When Isaiah has his great vision of the thrice-holy God, his immediate reaction is to recoil in the realization that he dwells among a people of unclean lips (Is. 6:5). The Lord Jesus teaches that the overflow of the mouth reveals the true state of the heart (Matt. 12:34). Hypocrisy can bottle such things up for a time, but eventually all will be revealed—especially in what becomes acceptable in public discourse.
Over the course of the last generation, the river of our public discourse—whether we are talking about the world of entertainment or the world of polemical politics—has grown increasingly polluted. And like the Standells back in the day, we love that dirty water.

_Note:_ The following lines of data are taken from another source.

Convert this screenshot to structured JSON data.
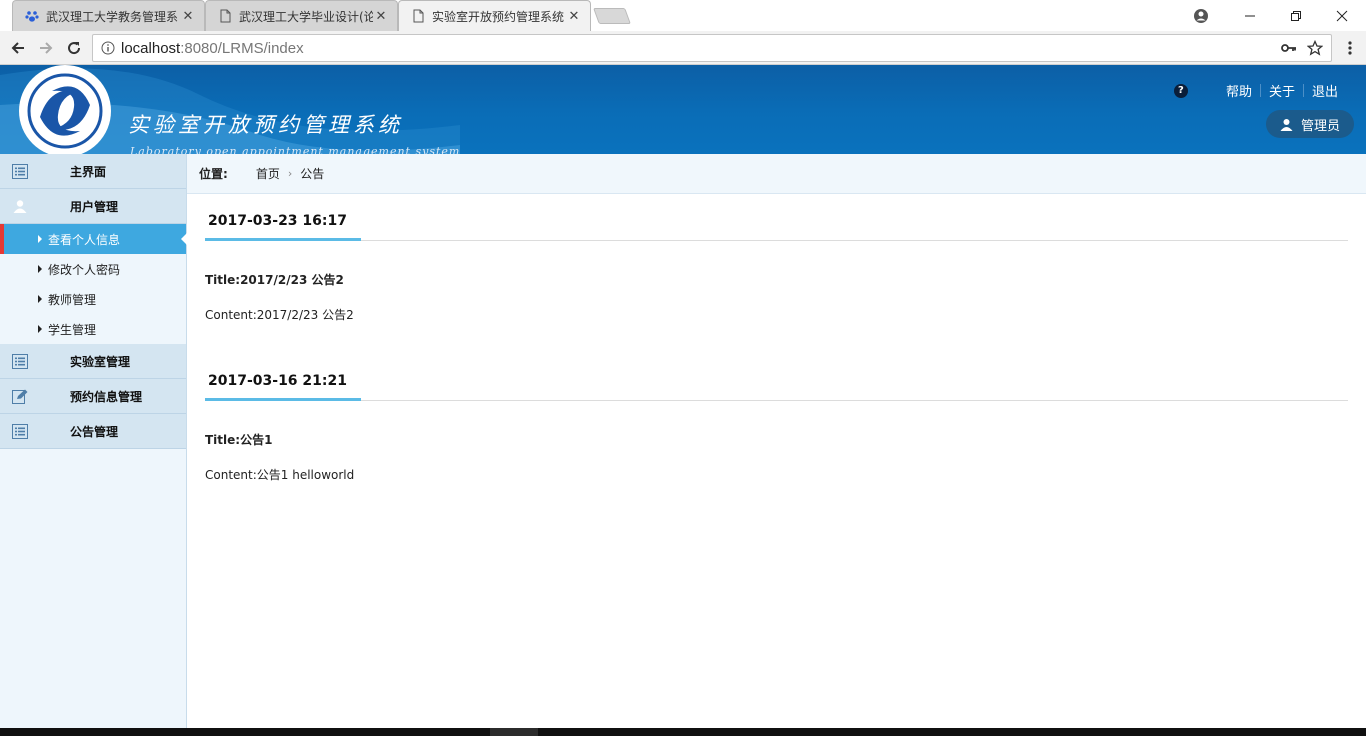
{
  "browser": {
    "tabs": [
      {
        "title": "武汉理工大学教务管理系",
        "active": false
      },
      {
        "title": "武汉理工大学毕业设计(论",
        "active": false
      },
      {
        "title": "实验室开放预约管理系统",
        "active": true
      }
    ],
    "url_host": "localhost",
    "url_rest": ":8080/LRMS/index"
  },
  "header": {
    "system_title": "实验室开放预约管理系统",
    "system_subtitle": "Laboratory open appointment management system",
    "links": [
      "帮助",
      "关于",
      "退出"
    ],
    "user_role": "管理员"
  },
  "sidebar": {
    "groups": [
      {
        "label": "主界面",
        "icon": "list-icon"
      },
      {
        "label": "用户管理",
        "icon": "user-icon",
        "items": [
          "查看个人信息",
          "修改个人密码",
          "教师管理",
          "学生管理"
        ],
        "active_item": 0
      },
      {
        "label": "实验室管理",
        "icon": "list-icon"
      },
      {
        "label": "预约信息管理",
        "icon": "edit-icon"
      },
      {
        "label": "公告管理",
        "icon": "list-icon"
      }
    ]
  },
  "breadcrumb": {
    "label": "位置:",
    "items": [
      "首页",
      "公告"
    ]
  },
  "notices": [
    {
      "date": "2017-03-23 16:17",
      "title": "Title:2017/2/23 公告2",
      "content": "Content:2017/2/23 公告2"
    },
    {
      "date": "2017-03-16 21:21",
      "title": "Title:公告1",
      "content": "Content:公告1 helloworld"
    }
  ],
  "colors": {
    "header_blue": "#0a6db7",
    "active_item": "#3ea8e0",
    "active_marker": "#e53935",
    "underline": "#5bbbe6"
  }
}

And since the point is to push the standards of decency, and to violate taboos, we are confronted with quite a dilemma when those standards collapse. We are confronted with the law of diminishing returns. In order to get the shock value that we are addicted to, we have to push the limits further and further out.

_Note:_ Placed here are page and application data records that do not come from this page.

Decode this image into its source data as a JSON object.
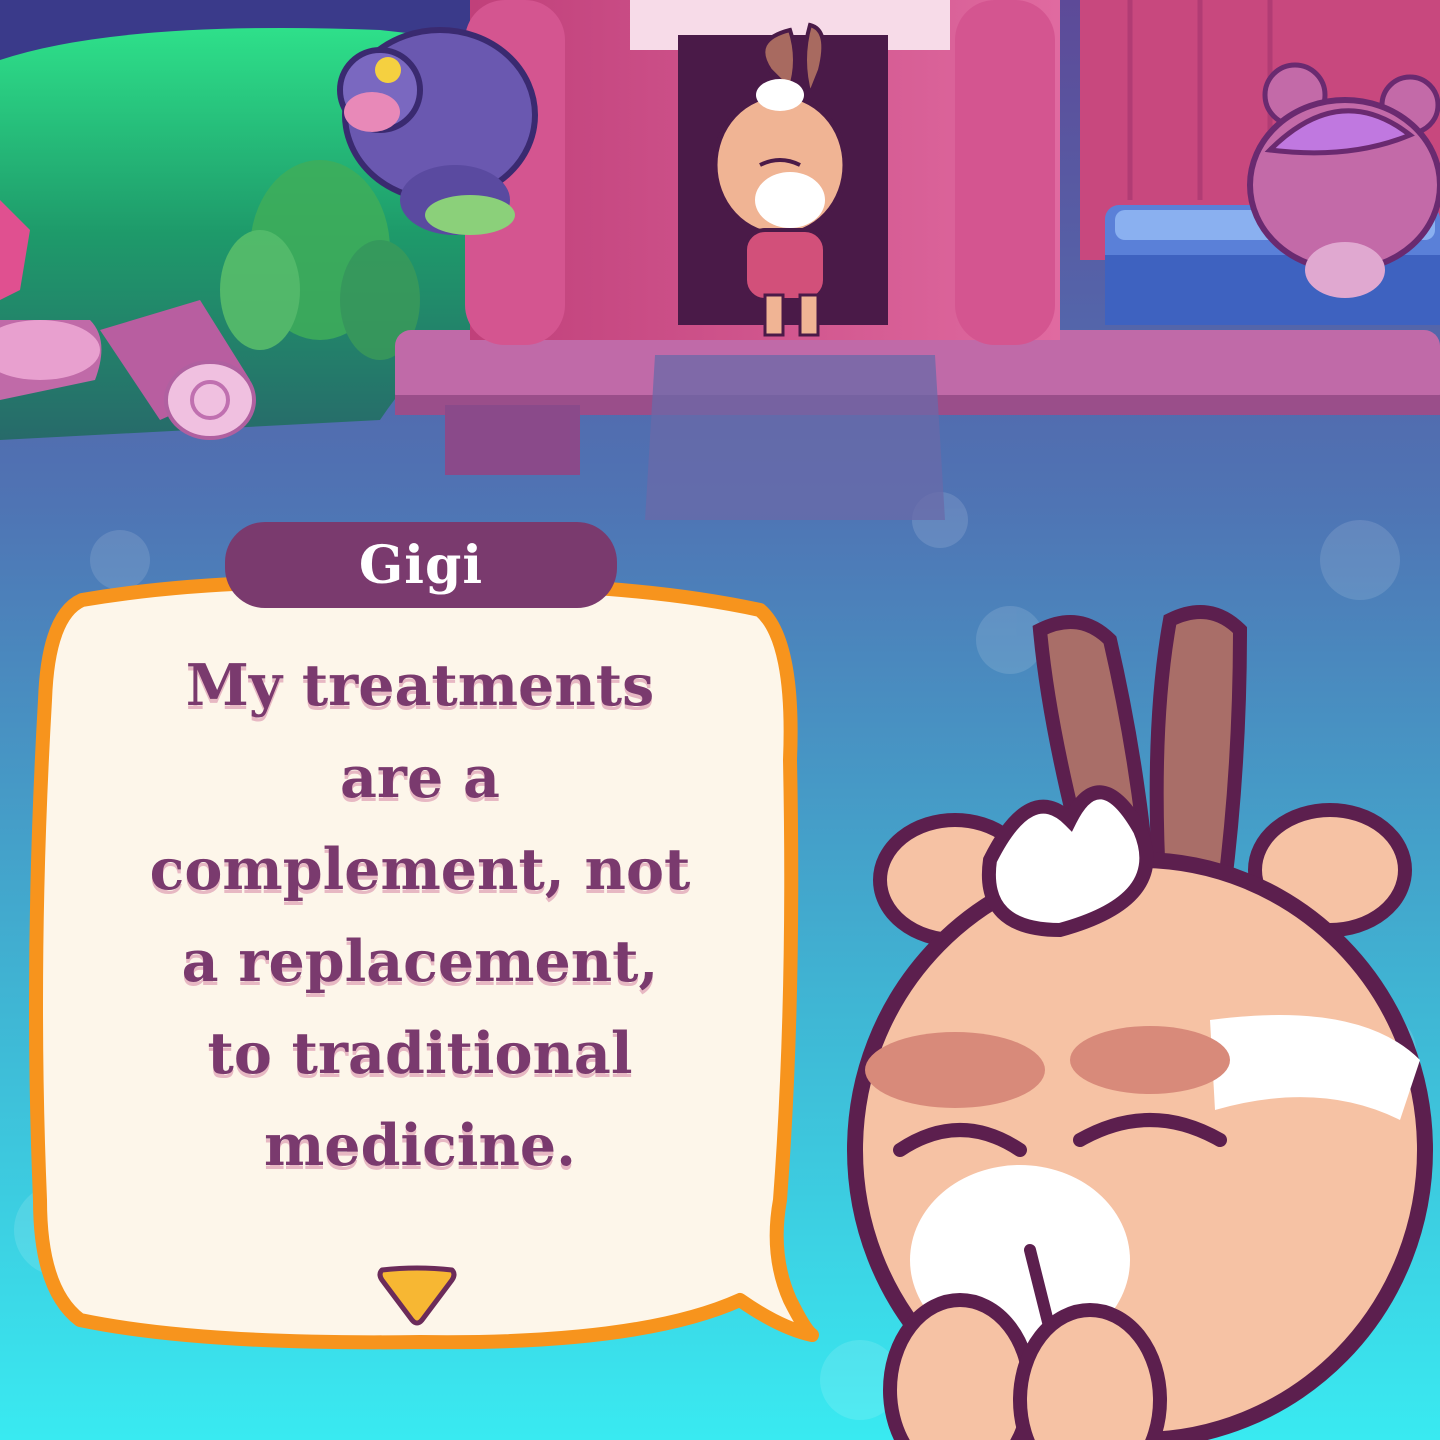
{
  "dialogue": {
    "speaker": "Gigi",
    "text": "My treatments\nare a\ncomplement, not\na replacement,\nto traditional\nmedicine."
  },
  "icons": {
    "advance": "chevron-down-icon"
  },
  "colors": {
    "bubble_border": "#f7941d",
    "bubble_fill": "#fdf6ea",
    "name_tag": "#7a3a6e",
    "dialogue_text": "#7a3a6e",
    "text_shadow": "#e7b8c3",
    "arrow": "#f7b733"
  }
}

The believing response to this is not to be shocked, shocked, shocked. That kind of surprise is actually fuel for the foul. Our response rather is to be full of thanksgiving, to be grateful, and to bless one another. Unclean lips do not become clean by not saying things. Unclean lips are purified when hearts are purified, and the clean mountain water of gratitude flows out of us.